"John Morris and colleagues have provided an excellent addition to the literature on southern politics, especially in the underdeveloped area of policy making in the South. The book offers an insightful analysis of southern distinctiveness along with how we define the South. The authors provide a compelling model of state policy making by utilizing a common set of explanatory factors (political variables, socioeconomic conditions, and state need) to explore policy development in six very timely and highly relevant policy arenas ranging from the Affordable Care Act to reproductive rights of women to state firearm legislation to fatal police violence to the pandemic response. Policy Making and Southern Distinctiveness is an excellent addition to not only classes on southern politics but also courses on federalism as well as policy development and policy analysis."
James T. LaPlant, Professor of Political Science, Dean of the College of Humanities and Social Sciences, Valdosta State University
"A great deal of ink has been spilt analyzing Southern distinctiveness. We know that the South is different ideologically, racially, culturally, and more monolithic in its voting preferences than the rest of nation. The authors seek to discover if the uniqueness of the South has real policy implications. Their research confirms that despite the ongoing homogenization of the United States, the South retains a unique approach in addressing many pressing public issues. Policy Making and Southern Distinctiveness is a timely and valuable contribution to the study of Southern politics and the role of region in state level policymaking."

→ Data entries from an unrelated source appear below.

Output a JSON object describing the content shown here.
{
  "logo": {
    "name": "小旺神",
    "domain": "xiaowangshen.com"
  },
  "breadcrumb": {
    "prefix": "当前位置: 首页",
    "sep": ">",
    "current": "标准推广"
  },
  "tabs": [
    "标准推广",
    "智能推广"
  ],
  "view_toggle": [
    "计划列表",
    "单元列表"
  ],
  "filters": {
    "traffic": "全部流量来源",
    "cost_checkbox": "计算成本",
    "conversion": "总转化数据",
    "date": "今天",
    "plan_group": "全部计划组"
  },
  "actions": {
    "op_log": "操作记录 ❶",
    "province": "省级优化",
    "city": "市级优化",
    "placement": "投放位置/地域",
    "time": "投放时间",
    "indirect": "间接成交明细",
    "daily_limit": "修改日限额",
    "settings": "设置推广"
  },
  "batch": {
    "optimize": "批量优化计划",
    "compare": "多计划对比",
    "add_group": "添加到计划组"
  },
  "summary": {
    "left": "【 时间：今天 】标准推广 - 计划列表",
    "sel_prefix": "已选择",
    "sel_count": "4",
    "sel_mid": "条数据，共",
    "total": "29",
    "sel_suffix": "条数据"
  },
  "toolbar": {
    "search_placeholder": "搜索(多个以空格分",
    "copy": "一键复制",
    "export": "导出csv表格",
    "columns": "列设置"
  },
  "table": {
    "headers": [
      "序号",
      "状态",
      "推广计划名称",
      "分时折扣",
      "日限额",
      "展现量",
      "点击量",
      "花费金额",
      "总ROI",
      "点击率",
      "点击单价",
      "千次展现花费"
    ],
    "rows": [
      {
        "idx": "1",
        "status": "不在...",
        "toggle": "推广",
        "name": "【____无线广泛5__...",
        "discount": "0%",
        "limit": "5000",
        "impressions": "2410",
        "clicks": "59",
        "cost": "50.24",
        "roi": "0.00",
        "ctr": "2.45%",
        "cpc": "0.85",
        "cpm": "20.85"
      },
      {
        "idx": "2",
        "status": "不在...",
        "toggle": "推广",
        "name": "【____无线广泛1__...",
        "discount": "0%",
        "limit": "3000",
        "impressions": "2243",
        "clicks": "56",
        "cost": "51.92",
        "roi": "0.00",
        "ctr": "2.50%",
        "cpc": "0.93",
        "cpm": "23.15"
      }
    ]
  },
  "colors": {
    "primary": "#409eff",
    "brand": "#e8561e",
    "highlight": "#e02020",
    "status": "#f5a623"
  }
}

DuBose Kapeluck, Co-Director, The Citadel Symposium on Southern Politics
"In Policy Making and Southern Distinctiveness, Morris, Mayer, Kenter, and Anderson provide a sorely needed examination of whether the contemporary American South remains differentiable in the laws it passes. Through detailed analyses of several of the most salient issues in American Politics (e.g., regulation of firearms, abortion, and the Affordable Care Act) from 2012 to 2018, the southern states take actions that reflect the persistence of its more conservative political culture. This is a must-read for scholars interested in the connection between politics and policy making."
Seth C. McKee, Oklahoma State University